Material shown —
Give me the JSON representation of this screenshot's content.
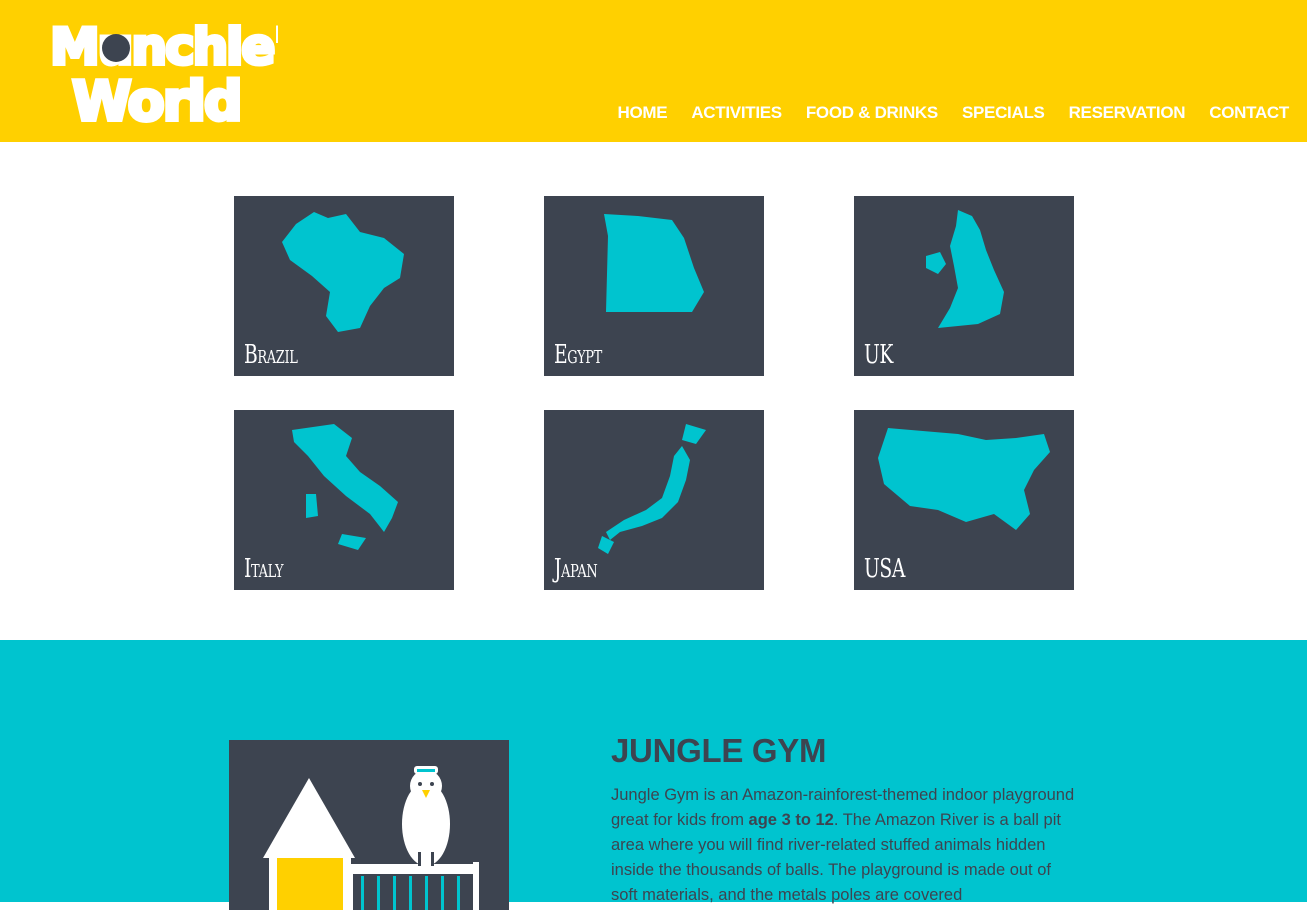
{
  "brand": {
    "logo_text_line1": "Munchie's",
    "logo_text_line2": "World"
  },
  "nav": {
    "items": [
      {
        "label": "HOME"
      },
      {
        "label": "ACTIVITIES"
      },
      {
        "label": "FOOD & DRINKS"
      },
      {
        "label": "SPECIALS"
      },
      {
        "label": "RESERVATION"
      },
      {
        "label": "CONTACT"
      }
    ]
  },
  "countries": [
    {
      "name": "Brazil"
    },
    {
      "name": "Egypt"
    },
    {
      "name": "UK"
    },
    {
      "name": "Italy"
    },
    {
      "name": "Japan"
    },
    {
      "name": "USA"
    }
  ],
  "jungle_gym": {
    "title": "JUNGLE GYM",
    "text_1": "Jungle Gym is an Amazon-rainforest-themed indoor playground great for kids from ",
    "age_range": "age 3 to 12",
    "text_2": ". The Amazon River is a ball pit area where you will find river-related stuffed animals hidden inside the thousands of balls. The playground is made out of soft materials, and the metals poles are covered"
  },
  "colors": {
    "header_yellow": "#ffd000",
    "teal": "#00c4cf",
    "tile_dark": "#3d4450",
    "map_fill": "#00c4cf"
  }
}
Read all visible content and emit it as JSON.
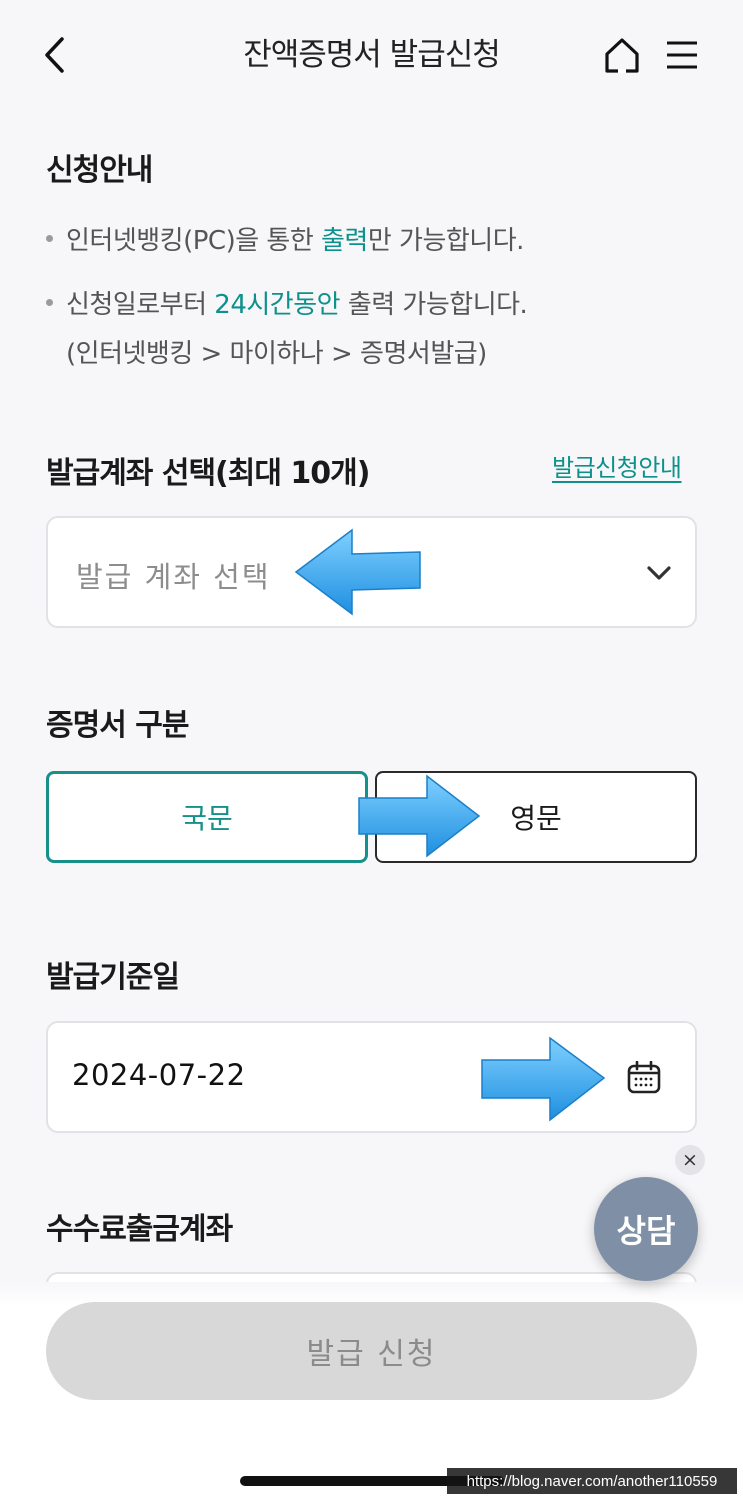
{
  "header": {
    "title": "잔액증명서 발급신청",
    "icons": {
      "back": "back-icon",
      "home": "home-icon",
      "menu": "menu-icon"
    }
  },
  "notice": {
    "title": "신청안내",
    "bullet1": {
      "pre": "인터넷뱅킹(PC)을 통한 ",
      "highlight": "출력",
      "post": "만 가능합니다."
    },
    "bullet2": {
      "pre": "신청일로부터 ",
      "highlight": "24시간동안",
      "post": " 출력 가능합니다.",
      "line2": "(인터넷뱅킹 > 마이하나 > 증명서발급)"
    }
  },
  "account_select": {
    "title": "발급계좌 선택(최대 10개)",
    "guide_link": "발급신청안내",
    "placeholder": "발급 계좌 선택"
  },
  "cert_type": {
    "title": "증명서 구분",
    "options": [
      "국문",
      "영문"
    ],
    "selected": "국문"
  },
  "base_date": {
    "title": "발급기준일",
    "value": "2024-07-22"
  },
  "fee_account": {
    "title": "수수료출금계좌"
  },
  "chat": {
    "label": "상담",
    "close": "×"
  },
  "submit": {
    "label": "발급 신청"
  },
  "watermark": "https://blog.naver.com/another110559",
  "colors": {
    "accent": "#0e918c",
    "arrow": "#2aa6f0",
    "chat_bg": "#7f8fa6",
    "submit_bg": "#d8d8d8"
  }
}
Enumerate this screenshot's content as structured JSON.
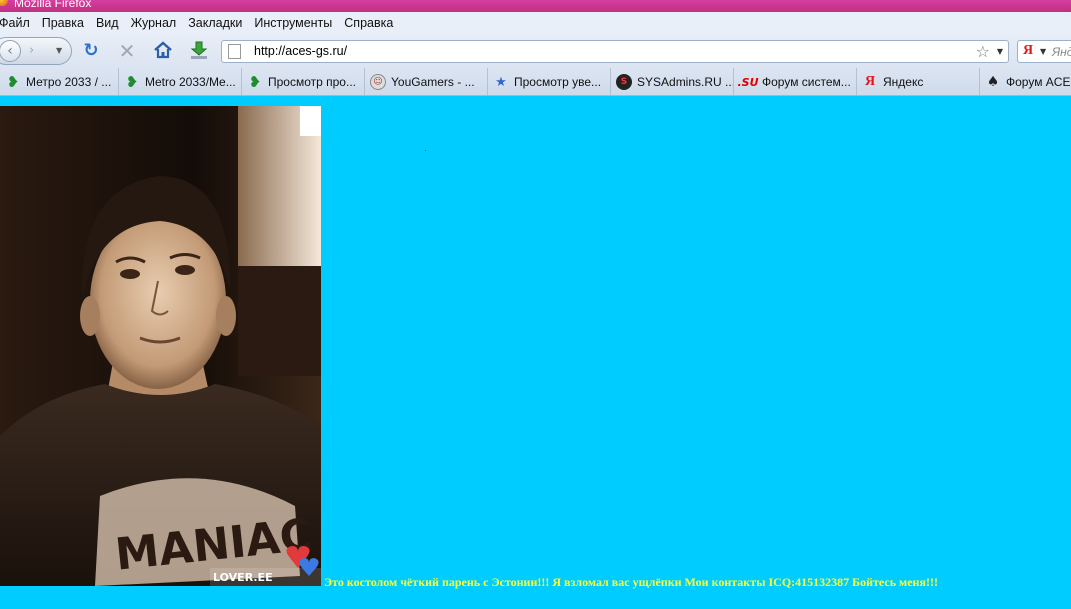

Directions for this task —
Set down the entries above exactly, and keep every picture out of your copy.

Expected answer —
Give me the JSON representation of this screenshot's content.
{
  "brand": {
    "logo_text_line1": "Munchie's",
    "logo_text_line2": "World"
  },
  "nav": {
    "items": [
      {
        "label": "HOME"
      },
      {
        "label": "ACTIVITIES"
      },
      {
        "label": "FOOD & DRINKS"
      },
      {
        "label": "SPECIALS"
      },
      {
        "label": "RESERVATION"
      },
      {
        "label": "CONTACT"
      }
    ]
  },
  "countries": [
    {
      "name": "Brazil"
    },
    {
      "name": "Egypt"
    },
    {
      "name": "UK"
    },
    {
      "name": "Italy"
    },
    {
      "name": "Japan"
    },
    {
      "name": "USA"
    }
  ],
  "jungle_gym": {
    "title": "JUNGLE GYM",
    "text_1": "Jungle Gym is an Amazon-rainforest-themed indoor playground great for kids from ",
    "age_range": "age 3 to 12",
    "text_2": ". The Amazon River is a ball pit area where you will find river-related stuffed animals hidden inside the thousands of balls. The playground is made out of soft materials, and the metals poles are covered"
  },
  "colors": {
    "header_yellow": "#ffd000",
    "teal": "#00c4cf",
    "tile_dark": "#3d4450",
    "map_fill": "#00c4cf"
  }
}
Read all visible content and emit it as JSON.
{
  "header": {
    "title": "잔액증명서 발급신청",
    "icons": {
      "back": "back-icon",
      "home": "home-icon",
      "menu": "menu-icon"
    }
  },
  "notice": {
    "title": "신청안내",
    "bullet1": {
      "pre": "인터넷뱅킹(PC)을 통한 ",
      "highlight": "출력",
      "post": "만 가능합니다."
    },
    "bullet2": {
      "pre": "신청일로부터 ",
      "highlight": "24시간동안",
      "post": " 출력 가능합니다.",
      "line2": "(인터넷뱅킹 > 마이하나 > 증명서발급)"
    }
  },
  "account_select": {
    "title": "발급계좌 선택(최대 10개)",
    "guide_link": "발급신청안내",
    "placeholder": "발급 계좌 선택"
  },
  "cert_type": {
    "title": "증명서 구분",
    "options": [
      "국문",
      "영문"
    ],
    "selected": "국문"
  },
  "base_date": {
    "title": "발급기준일",
    "value": "2024-07-22"
  },
  "fee_account": {
    "title": "수수료출금계좌"
  },
  "chat": {
    "label": "상담",
    "close": "×"
  },
  "submit": {
    "label": "발급 신청"
  },
  "watermark": "https://blog.naver.com/another110559",
  "colors": {
    "accent": "#0e918c",
    "arrow": "#2aa6f0",
    "chat_bg": "#7f8fa6",
    "submit_bg": "#d8d8d8"
  }
}
Enumerate this screenshot's content as structured JSON.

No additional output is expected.